One of the mast genial of the former teachers was H. E. Burr, who grad-
uated from Oberlin College in 1849, removed to Morrison .in 1865, opened
a select school, and afterwards taught in public schools. Two heavy mis-
fortunes threw a gloom over his later life. A stone falling on his foot in
a quarry made him lame, and the death of his only daughter, Charlotte,
a young lady of rare qualities of mind and heart, was a crushing blow from
which he never recovered. She was the idol of the home, and henceforth
the world had no further charm. When the writer met the old gentleman
just a short time before the end, he sadly remarked that he was just waiting
to move on.

One of the best known primary teachers of Sterling was Miss Sa_die
Patterson, who was first in the second ward, and then in Wallace school.
She grew gray in the service, and almost two generations of children passed
under her discipline.

Of all the early teachers, M. R. Kelly, of Morrison, was the dean. Com-
ing to the county in his young manhood and remaining here to his death
in 1904, he was a landmark. Teachers came and went, but Kelly was like
Tennyson's brook:

For men may come and men may go,
But I go on forever.

His duties as superintendent called him to all parts of the county, and
his sunny disposition made friends everywhere. His face was always wel-
come at the tables or the gathering? of the old settlers.

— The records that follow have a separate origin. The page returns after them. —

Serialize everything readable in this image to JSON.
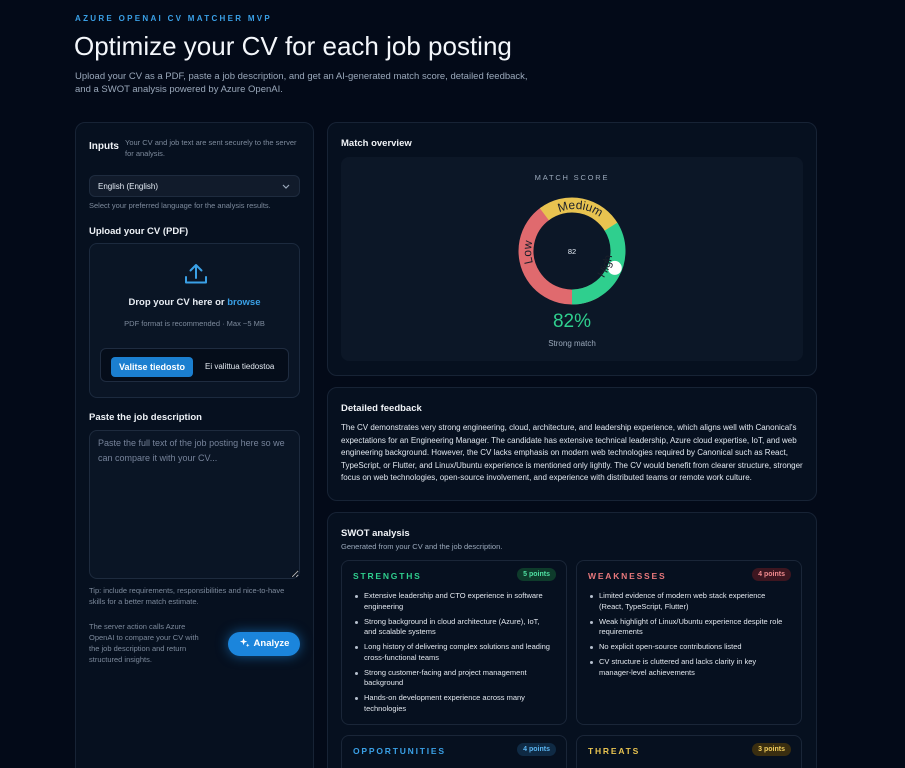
{
  "header": {
    "eyebrow": "AZURE OPENAI CV MATCHER MVP",
    "title": "Optimize your CV for each job posting",
    "subtitle": "Upload your CV as a PDF, paste a job description, and get an AI-generated match score, detailed feedback, and a SWOT analysis powered by Azure OpenAI."
  },
  "inputs": {
    "title": "Inputs",
    "note": "Your CV and job text are sent securely to the server for analysis.",
    "language": {
      "selected": "English (English)",
      "help": "Select your preferred language for the analysis results."
    },
    "upload": {
      "label": "Upload your CV (PDF)",
      "drop_text": "Drop your CV here or ",
      "browse": "browse",
      "hint": "PDF format is recommended · Max ~5 MB",
      "file_button": "Valitse tiedosto",
      "file_status": "Ei valittua tiedostoa"
    },
    "job": {
      "label": "Paste the job description",
      "placeholder": "Paste the full text of the job posting here so we can compare it with your CV...",
      "tip": "Tip: include requirements, responsibilities and nice-to-have skills for a better match estimate."
    },
    "action_note": "The server action calls Azure OpenAI to compare your CV with the job description and return structured insights.",
    "analyze_label": "Analyze"
  },
  "overview": {
    "title": "Match overview",
    "score_label": "MATCH SCORE",
    "score": 82,
    "score_text": "82",
    "percent_text": "82%",
    "verdict": "Strong match",
    "gauge": {
      "low": "Low",
      "medium": "Medium",
      "high": "High",
      "colors": {
        "low": "#e06a6e",
        "medium": "#e8c350",
        "high": "#2fcf8e"
      }
    }
  },
  "feedback": {
    "title": "Detailed feedback",
    "text": "The CV demonstrates very strong engineering, cloud, architecture, and leadership experience, which aligns well with Canonical's expectations for an Engineering Manager. The candidate has extensive technical leadership, Azure cloud expertise, IoT, and web engineering background. However, the CV lacks emphasis on modern web technologies required by Canonical such as React, TypeScript, or Flutter, and Linux/Ubuntu experience is mentioned only lightly. The CV would benefit from clearer structure, stronger focus on web technologies, open-source involvement, and experience with distributed teams or remote work culture."
  },
  "swot": {
    "title": "SWOT analysis",
    "subtitle": "Generated from your CV and the job description.",
    "strengths": {
      "title": "STRENGTHS",
      "badge": "5 points",
      "color": "#2fcf8e",
      "items": [
        "Extensive leadership and CTO experience in software engineering",
        "Strong background in cloud architecture (Azure), IoT, and scalable systems",
        "Long history of delivering complex solutions and leading cross-functional teams",
        "Strong customer-facing and project management background",
        "Hands-on development experience across many technologies"
      ]
    },
    "weaknesses": {
      "title": "WEAKNESSES",
      "badge": "4 points",
      "color": "#e06a6e",
      "items": [
        "Limited evidence of modern web stack experience (React, TypeScript, Flutter)",
        "Weak highlight of Linux/Ubuntu experience despite role requirements",
        "No explicit open-source contributions listed",
        "CV structure is cluttered and lacks clarity in key manager-level achievements"
      ]
    },
    "opportunities": {
      "title": "OPPORTUNITIES",
      "badge": "4 points",
      "color": "#3aa0e6"
    },
    "threats": {
      "title": "THREATS",
      "badge": "3 points",
      "color": "#e8c350"
    }
  }
}
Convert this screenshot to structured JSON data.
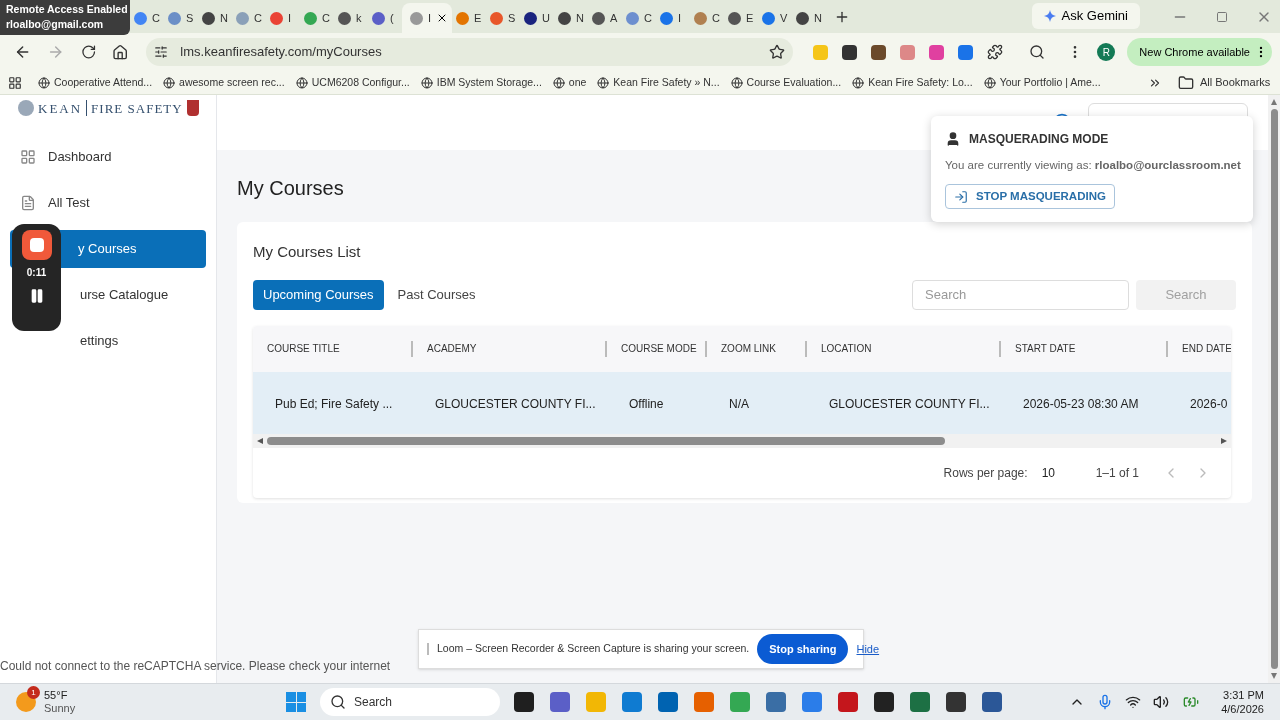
{
  "remote_access": {
    "title": "Remote Access Enabled",
    "account": "rloalbo@gmail.com"
  },
  "browser_tabs": [
    {
      "title": "C",
      "selected": false
    },
    {
      "title": "S",
      "selected": false
    },
    {
      "title": "N",
      "selected": false
    },
    {
      "title": "C",
      "selected": false
    },
    {
      "title": "I",
      "selected": false
    },
    {
      "title": "C",
      "selected": false
    },
    {
      "title": "k",
      "selected": false
    },
    {
      "title": "(",
      "selected": false
    },
    {
      "title": "I",
      "selected": true
    },
    {
      "title": "E",
      "selected": false
    },
    {
      "title": "S",
      "selected": false
    },
    {
      "title": "U",
      "selected": false
    },
    {
      "title": "N",
      "selected": false
    },
    {
      "title": "A",
      "selected": false
    },
    {
      "title": "C",
      "selected": false
    },
    {
      "title": "I",
      "selected": false
    },
    {
      "title": "C",
      "selected": false
    },
    {
      "title": "E",
      "selected": false
    },
    {
      "title": "V",
      "selected": false
    },
    {
      "title": "N",
      "selected": false
    }
  ],
  "ask_gemini": "Ask Gemini",
  "address": "lms.keanfiresafety.com/myCourses",
  "profile_initial": "R",
  "update_button": "New Chrome available",
  "bookmarks": [
    "Cooperative Attend...",
    "awesome screen rec...",
    "UCM6208 Configur...",
    "IBM System Storage...",
    "one",
    "Kean Fire Safety » N...",
    "Course Evaluation...",
    "Kean Fire Safety: Lo...",
    "Your Portfolio | Ame..."
  ],
  "all_bookmarks": "All Bookmarks",
  "logo": {
    "left": "KEAN",
    "right": "FIRE SAFETY"
  },
  "sidebar": [
    {
      "label": "Dashboard",
      "selected": false
    },
    {
      "label": "All Test",
      "selected": false
    },
    {
      "label": "y Courses",
      "selected": true
    },
    {
      "label": "urse Catalogue",
      "selected": false
    },
    {
      "label": "ettings",
      "selected": false
    }
  ],
  "loom_recorder": {
    "time": "0:11"
  },
  "page_title": "My Courses",
  "card_title": "My Courses List",
  "course_tabs": [
    {
      "label": "Upcoming Courses",
      "selected": true
    },
    {
      "label": "Past Courses",
      "selected": false
    }
  ],
  "search": {
    "placeholder": "Search",
    "button": "Search",
    "disabled": true
  },
  "table": {
    "columns": [
      "COURSE TITLE",
      "ACADEMY",
      "COURSE MODE",
      "ZOOM LINK",
      "LOCATION",
      "START DATE",
      "END DATE"
    ],
    "rows": [
      [
        "Pub Ed; Fire Safety ...",
        "GLOUCESTER COUNTY FI...",
        "Offline",
        "N/A",
        "GLOUCESTER COUNTY FI...",
        "2026-05-23 08:30 AM",
        "2026-0"
      ]
    ]
  },
  "pagination": {
    "rows_label": "Rows per page:",
    "rows_value": "10",
    "range": "1–1 of 1"
  },
  "masquerade": {
    "title": "MASQUERADING MODE",
    "message": "You are currently viewing as: **rloalbo@ourclassroom.net**",
    "button": "STOP MASQUERADING"
  },
  "recaptcha_error": "Could not connect to the reCAPTCHA service. Please check your internet",
  "loom_share": {
    "message": "Loom – Screen Recorder & Screen Capture is sharing your screen.",
    "stop": "Stop sharing",
    "hide": "Hide"
  },
  "taskbar": {
    "weather_badge": "1",
    "temperature": "55°F",
    "condition": "Sunny",
    "search": "Search",
    "time": "3:31 PM",
    "date": "4/6/2026"
  }
}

Like Caleb of the
Old Testament his vigor of mind and body was so remarkable even in the
eighties than his sudden decline and death came as a surprise. From the
Sentinel of Morrison we quote the account of the last sad rites : "The serv-
ices were held at the Presbvterian church, and after a hvmn bv the choir


and prayer by the pastor, Rev. W. V. Jeffries, his old friend and co-laborer,
W. W. Davis, delivered the following address:

" 'It lies around us like a cloud,

A world we do not see ;
Yet the sweet closing of an eye,

.May bring us there to be.

" 'Standing in this solemn presence and thinking of our dear departed
friend, I recall almost fifty years of uninterrupted and delightful social inter-
course. No more that radiant face, that cheerful voice, that active step. On
my visits to Morrison, my first thought always was, I hope I shall see Kelly

Online LibraryWilliam W DavisHistory of Whiteside County, Illinois from its earliest settlement to 1908 : illustrated, with biographical sketches of some prominent citizens of the county (Volume v.1) → online text (page 5 of 72)